Materials provided =>
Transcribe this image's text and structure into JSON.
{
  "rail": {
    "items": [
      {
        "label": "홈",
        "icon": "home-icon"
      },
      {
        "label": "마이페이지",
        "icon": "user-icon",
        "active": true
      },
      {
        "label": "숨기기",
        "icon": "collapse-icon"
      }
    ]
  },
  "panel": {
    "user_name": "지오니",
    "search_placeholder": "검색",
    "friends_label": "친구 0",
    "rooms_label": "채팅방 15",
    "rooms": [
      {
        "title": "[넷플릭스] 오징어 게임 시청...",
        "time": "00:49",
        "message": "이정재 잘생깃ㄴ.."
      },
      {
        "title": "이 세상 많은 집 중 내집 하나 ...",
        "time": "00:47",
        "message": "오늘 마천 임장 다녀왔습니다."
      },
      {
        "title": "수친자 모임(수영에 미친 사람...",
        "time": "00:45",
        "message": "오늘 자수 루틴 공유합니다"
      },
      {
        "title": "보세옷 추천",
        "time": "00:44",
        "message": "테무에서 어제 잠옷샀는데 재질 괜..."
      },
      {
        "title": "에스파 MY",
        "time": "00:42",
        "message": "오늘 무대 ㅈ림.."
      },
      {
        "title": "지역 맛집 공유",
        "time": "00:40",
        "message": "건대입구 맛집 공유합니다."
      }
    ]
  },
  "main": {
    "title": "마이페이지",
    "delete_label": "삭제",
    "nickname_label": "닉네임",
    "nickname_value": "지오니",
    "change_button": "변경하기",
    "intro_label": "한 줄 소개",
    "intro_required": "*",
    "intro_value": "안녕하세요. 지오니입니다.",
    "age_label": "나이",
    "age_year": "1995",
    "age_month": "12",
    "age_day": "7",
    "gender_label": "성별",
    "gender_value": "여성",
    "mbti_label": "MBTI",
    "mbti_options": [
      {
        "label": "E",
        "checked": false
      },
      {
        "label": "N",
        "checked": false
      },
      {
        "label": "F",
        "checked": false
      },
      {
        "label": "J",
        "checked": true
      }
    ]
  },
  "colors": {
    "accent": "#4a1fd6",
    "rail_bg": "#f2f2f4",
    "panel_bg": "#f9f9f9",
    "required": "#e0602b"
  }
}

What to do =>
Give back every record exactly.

Answer for the task =>
Transcribe this image's text and structure into JSON.
{
  "rail": {
    "items": [
      {
        "label": "홈",
        "icon": "home-icon"
      },
      {
        "label": "마이페이지",
        "icon": "user-icon",
        "active": true
      },
      {
        "label": "숨기기",
        "icon": "collapse-icon"
      }
    ]
  },
  "panel": {
    "user_name": "지오니",
    "search_placeholder": "검색",
    "friends_label": "친구 0",
    "rooms_label": "채팅방 15",
    "rooms": [
      {
        "title": "[넷플릭스] 오징어 게임 시청...",
        "time": "00:49",
        "message": "이정재 잘생깃ㄴ.."
      },
      {
        "title": "이 세상 많은 집 중 내집 하나 ...",
        "time": "00:47",
        "message": "오늘 마천 임장 다녀왔습니다."
      },
      {
        "title": "수친자 모임(수영에 미친 사람...",
        "time": "00:45",
        "message": "오늘 자수 루틴 공유합니다"
      },
      {
        "title": "보세옷 추천",
        "time": "00:44",
        "message": "테무에서 어제 잠옷샀는데 재질 괜..."
      },
      {
        "title": "에스파 MY",
        "time": "00:42",
        "message": "오늘 무대 ㅈ림.."
      },
      {
        "title": "지역 맛집 공유",
        "time": "00:40",
        "message": "건대입구 맛집 공유합니다."
      }
    ]
  },
  "main": {
    "title": "마이페이지",
    "delete_label": "삭제",
    "nickname_label": "닉네임",
    "nickname_value": "지오니",
    "change_button": "변경하기",
    "intro_label": "한 줄 소개",
    "intro_required": "*",
    "intro_value": "안녕하세요. 지오니입니다.",
    "age_label": "나이",
    "age_year": "1995",
    "age_month": "12",
    "age_day": "7",
    "gender_label": "성별",
    "gender_value": "여성",
    "mbti_label": "MBTI",
    "mbti_options": [
      {
        "label": "E",
        "checked": false
      },
      {
        "label": "N",
        "checked": false
      },
      {
        "label": "F",
        "checked": false
      },
      {
        "label": "J",
        "checked": true
      }
    ]
  },
  "colors": {
    "accent": "#4a1fd6",
    "rail_bg": "#f2f2f4",
    "panel_bg": "#f9f9f9",
    "required": "#e0602b"
  }
}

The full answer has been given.